• Exercise instructions: Word for word, give the listing below again.

• Data under study:
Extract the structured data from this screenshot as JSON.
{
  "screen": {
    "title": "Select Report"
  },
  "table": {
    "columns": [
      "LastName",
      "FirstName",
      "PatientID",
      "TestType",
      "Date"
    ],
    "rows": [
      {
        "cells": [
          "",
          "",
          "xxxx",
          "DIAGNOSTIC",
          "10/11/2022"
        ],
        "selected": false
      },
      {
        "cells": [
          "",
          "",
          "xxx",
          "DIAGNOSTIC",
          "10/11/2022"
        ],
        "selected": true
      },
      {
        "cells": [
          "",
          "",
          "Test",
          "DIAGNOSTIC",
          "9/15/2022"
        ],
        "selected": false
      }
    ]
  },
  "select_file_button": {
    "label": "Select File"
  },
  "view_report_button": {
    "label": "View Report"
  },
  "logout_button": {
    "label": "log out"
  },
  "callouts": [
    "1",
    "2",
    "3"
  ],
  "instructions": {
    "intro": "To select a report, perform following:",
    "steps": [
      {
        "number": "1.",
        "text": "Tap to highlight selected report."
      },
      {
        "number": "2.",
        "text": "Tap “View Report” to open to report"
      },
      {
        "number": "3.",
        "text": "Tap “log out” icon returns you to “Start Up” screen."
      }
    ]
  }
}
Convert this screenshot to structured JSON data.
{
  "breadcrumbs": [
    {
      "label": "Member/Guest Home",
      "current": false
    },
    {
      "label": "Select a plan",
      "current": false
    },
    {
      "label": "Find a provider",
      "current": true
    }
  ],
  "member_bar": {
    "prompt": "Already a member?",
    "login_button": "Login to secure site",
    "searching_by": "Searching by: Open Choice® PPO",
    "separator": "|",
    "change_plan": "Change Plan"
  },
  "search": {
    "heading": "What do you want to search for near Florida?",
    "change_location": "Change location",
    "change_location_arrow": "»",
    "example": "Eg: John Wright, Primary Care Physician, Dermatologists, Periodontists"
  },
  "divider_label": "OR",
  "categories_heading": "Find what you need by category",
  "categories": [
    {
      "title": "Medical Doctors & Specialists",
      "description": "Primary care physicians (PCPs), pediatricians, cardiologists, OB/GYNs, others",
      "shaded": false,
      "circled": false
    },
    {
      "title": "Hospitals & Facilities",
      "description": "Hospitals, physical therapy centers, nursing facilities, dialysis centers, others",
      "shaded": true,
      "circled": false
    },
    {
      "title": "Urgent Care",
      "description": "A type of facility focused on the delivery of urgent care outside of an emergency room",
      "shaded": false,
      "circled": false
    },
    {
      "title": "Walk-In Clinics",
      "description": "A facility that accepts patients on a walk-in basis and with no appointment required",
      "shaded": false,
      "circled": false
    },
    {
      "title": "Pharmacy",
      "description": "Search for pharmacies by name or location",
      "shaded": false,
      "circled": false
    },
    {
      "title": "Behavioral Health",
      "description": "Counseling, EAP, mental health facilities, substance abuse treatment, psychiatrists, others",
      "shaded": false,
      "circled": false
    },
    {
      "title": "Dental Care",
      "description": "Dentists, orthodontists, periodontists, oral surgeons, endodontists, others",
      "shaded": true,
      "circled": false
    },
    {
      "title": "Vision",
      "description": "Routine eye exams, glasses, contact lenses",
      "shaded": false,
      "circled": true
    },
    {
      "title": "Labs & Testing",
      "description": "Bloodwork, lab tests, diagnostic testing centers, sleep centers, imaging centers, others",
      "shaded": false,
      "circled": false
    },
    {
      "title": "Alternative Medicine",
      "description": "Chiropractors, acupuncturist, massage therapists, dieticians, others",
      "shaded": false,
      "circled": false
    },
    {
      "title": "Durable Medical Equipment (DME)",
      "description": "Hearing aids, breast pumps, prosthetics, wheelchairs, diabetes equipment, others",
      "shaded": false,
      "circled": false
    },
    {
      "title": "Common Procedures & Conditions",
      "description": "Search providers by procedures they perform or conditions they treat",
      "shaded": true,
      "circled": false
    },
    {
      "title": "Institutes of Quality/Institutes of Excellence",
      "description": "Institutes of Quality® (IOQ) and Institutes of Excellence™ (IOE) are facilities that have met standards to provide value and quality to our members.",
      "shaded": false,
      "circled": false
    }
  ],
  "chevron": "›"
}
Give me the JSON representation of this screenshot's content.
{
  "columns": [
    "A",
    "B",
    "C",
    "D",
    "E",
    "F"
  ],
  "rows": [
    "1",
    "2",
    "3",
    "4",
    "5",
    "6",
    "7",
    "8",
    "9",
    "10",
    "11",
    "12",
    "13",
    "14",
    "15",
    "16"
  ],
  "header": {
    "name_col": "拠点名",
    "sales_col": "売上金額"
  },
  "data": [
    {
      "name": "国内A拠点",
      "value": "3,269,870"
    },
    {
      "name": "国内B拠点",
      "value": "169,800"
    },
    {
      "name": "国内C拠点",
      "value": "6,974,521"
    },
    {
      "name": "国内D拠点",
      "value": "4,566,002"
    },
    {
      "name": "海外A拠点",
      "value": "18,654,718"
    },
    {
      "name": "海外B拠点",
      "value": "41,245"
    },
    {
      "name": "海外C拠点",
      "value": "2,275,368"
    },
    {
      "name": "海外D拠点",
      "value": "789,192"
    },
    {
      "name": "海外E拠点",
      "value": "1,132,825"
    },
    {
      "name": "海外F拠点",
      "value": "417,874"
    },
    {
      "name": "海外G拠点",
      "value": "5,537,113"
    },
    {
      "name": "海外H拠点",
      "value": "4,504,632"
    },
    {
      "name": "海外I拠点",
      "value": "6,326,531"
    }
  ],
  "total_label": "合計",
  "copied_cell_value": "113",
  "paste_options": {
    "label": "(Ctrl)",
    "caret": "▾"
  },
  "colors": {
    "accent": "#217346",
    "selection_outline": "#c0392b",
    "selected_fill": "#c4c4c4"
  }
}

• Answer to the problem:
Extract the structured data from this screenshot as JSON.
{
  "screen": {
    "title": "Select Report"
  },
  "table": {
    "columns": [
      "LastName",
      "FirstName",
      "PatientID",
      "TestType",
      "Date"
    ],
    "rows": [
      {
        "cells": [
          "",
          "",
          "xxxx",
          "DIAGNOSTIC",
          "10/11/2022"
        ],
        "selected": false
      },
      {
        "cells": [
          "",
          "",
          "xxx",
          "DIAGNOSTIC",
          "10/11/2022"
        ],
        "selected": true
      },
      {
        "cells": [
          "",
          "",
          "Test",
          "DIAGNOSTIC",
          "9/15/2022"
        ],
        "selected": false
      }
    ]
  },
  "select_file_button": {
    "label": "Select File"
  },
  "view_report_button": {
    "label": "View Report"
  },
  "logout_button": {
    "label": "log out"
  },
  "callouts": [
    "1",
    "2",
    "3"
  ],
  "instructions": {
    "intro": "To select a report, perform following:",
    "steps": [
      {
        "number": "1.",
        "text": "Tap to highlight selected report."
      },
      {
        "number": "2.",
        "text": "Tap “View Report” to open to report"
      },
      {
        "number": "3.",
        "text": "Tap “log out” icon returns you to “Start Up” screen."
      }
    ]
  }
}
Convert this screenshot to structured JSON data.
{
  "breadcrumbs": [
    {
      "label": "Member/Guest Home",
      "current": false
    },
    {
      "label": "Select a plan",
      "current": false
    },
    {
      "label": "Find a provider",
      "current": true
    }
  ],
  "member_bar": {
    "prompt": "Already a member?",
    "login_button": "Login to secure site",
    "searching_by": "Searching by: Open Choice® PPO",
    "separator": "|",
    "change_plan": "Change Plan"
  },
  "search": {
    "heading": "What do you want to search for near Florida?",
    "change_location": "Change location",
    "change_location_arrow": "»",
    "example": "Eg: John Wright, Primary Care Physician, Dermatologists, Periodontists"
  },
  "divider_label": "OR",
  "categories_heading": "Find what you need by category",
  "categories": [
    {
      "title": "Medical Doctors & Specialists",
      "description": "Primary care physicians (PCPs), pediatricians, cardiologists, OB/GYNs, others",
      "shaded": false,
      "circled": false
    },
    {
      "title": "Hospitals & Facilities",
      "description": "Hospitals, physical therapy centers, nursing facilities, dialysis centers, others",
      "shaded": true,
      "circled": false
    },
    {
      "title": "Urgent Care",
      "description": "A type of facility focused on the delivery of urgent care outside of an emergency room",
      "shaded": false,
      "circled": false
    },
    {
      "title": "Walk-In Clinics",
      "description": "A facility that accepts patients on a walk-in basis and with no appointment required",
      "shaded": false,
      "circled": false
    },
    {
      "title": "Pharmacy",
      "description": "Search for pharmacies by name or location",
      "shaded": false,
      "circled": false
    },
    {
      "title": "Behavioral Health",
      "description": "Counseling, EAP, mental health facilities, substance abuse treatment, psychiatrists, others",
      "shaded": false,
      "circled": false
    },
    {
      "title": "Dental Care",
      "description": "Dentists, orthodontists, periodontists, oral surgeons, endodontists, others",
      "shaded": true,
      "circled": false
    },
    {
      "title": "Vision",
      "description": "Routine eye exams, glasses, contact lenses",
      "shaded": false,
      "circled": true
    },
    {
      "title": "Labs & Testing",
      "description": "Bloodwork, lab tests, diagnostic testing centers, sleep centers, imaging centers, others",
      "shaded": false,
      "circled": false
    },
    {
      "title": "Alternative Medicine",
      "description": "Chiropractors, acupuncturist, massage therapists, dieticians, others",
      "shaded": false,
      "circled": false
    },
    {
      "title": "Durable Medical Equipment (DME)",
      "description": "Hearing aids, breast pumps, prosthetics, wheelchairs, diabetes equipment, others",
      "shaded": false,
      "circled": false
    },
    {
      "title": "Common Procedures & Conditions",
      "description": "Search providers by procedures they perform or conditions they treat",
      "shaded": true,
      "circled": false
    },
    {
      "title": "Institutes of Quality/Institutes of Excellence",
      "description": "Institutes of Quality® (IOQ) and Institutes of Excellence™ (IOE) are facilities that have met standards to provide value and quality to our members.",
      "shaded": false,
      "circled": false
    }
  ],
  "chevron": "›"
}
Give me the JSON representation of this screenshot's content.
{
  "columns": [
    "A",
    "B",
    "C",
    "D",
    "E",
    "F"
  ],
  "rows": [
    "1",
    "2",
    "3",
    "4",
    "5",
    "6",
    "7",
    "8",
    "9",
    "10",
    "11",
    "12",
    "13",
    "14",
    "15",
    "16"
  ],
  "header": {
    "name_col": "拠点名",
    "sales_col": "売上金額"
  },
  "data": [
    {
      "name": "国内A拠点",
      "value": "3,269,870"
    },
    {
      "name": "国内B拠点",
      "value": "169,800"
    },
    {
      "name": "国内C拠点",
      "value": "6,974,521"
    },
    {
      "name": "国内D拠点",
      "value": "4,566,002"
    },
    {
      "name": "海外A拠点",
      "value": "18,654,718"
    },
    {
      "name": "海外B拠点",
      "value": "41,245"
    },
    {
      "name": "海外C拠点",
      "value": "2,275,368"
    },
    {
      "name": "海外D拠点",
      "value": "789,192"
    },
    {
      "name": "海外E拠点",
      "value": "1,132,825"
    },
    {
      "name": "海外F拠点",
      "value": "417,874"
    },
    {
      "name": "海外G拠点",
      "value": "5,537,113"
    },
    {
      "name": "海外H拠点",
      "value": "4,504,632"
    },
    {
      "name": "海外I拠点",
      "value": "6,326,531"
    }
  ],
  "total_label": "合計",
  "copied_cell_value": "113",
  "paste_options": {
    "label": "(Ctrl)",
    "caret": "▾"
  },
  "colors": {
    "accent": "#217346",
    "selection_outline": "#c0392b",
    "selected_fill": "#c4c4c4"
  }
}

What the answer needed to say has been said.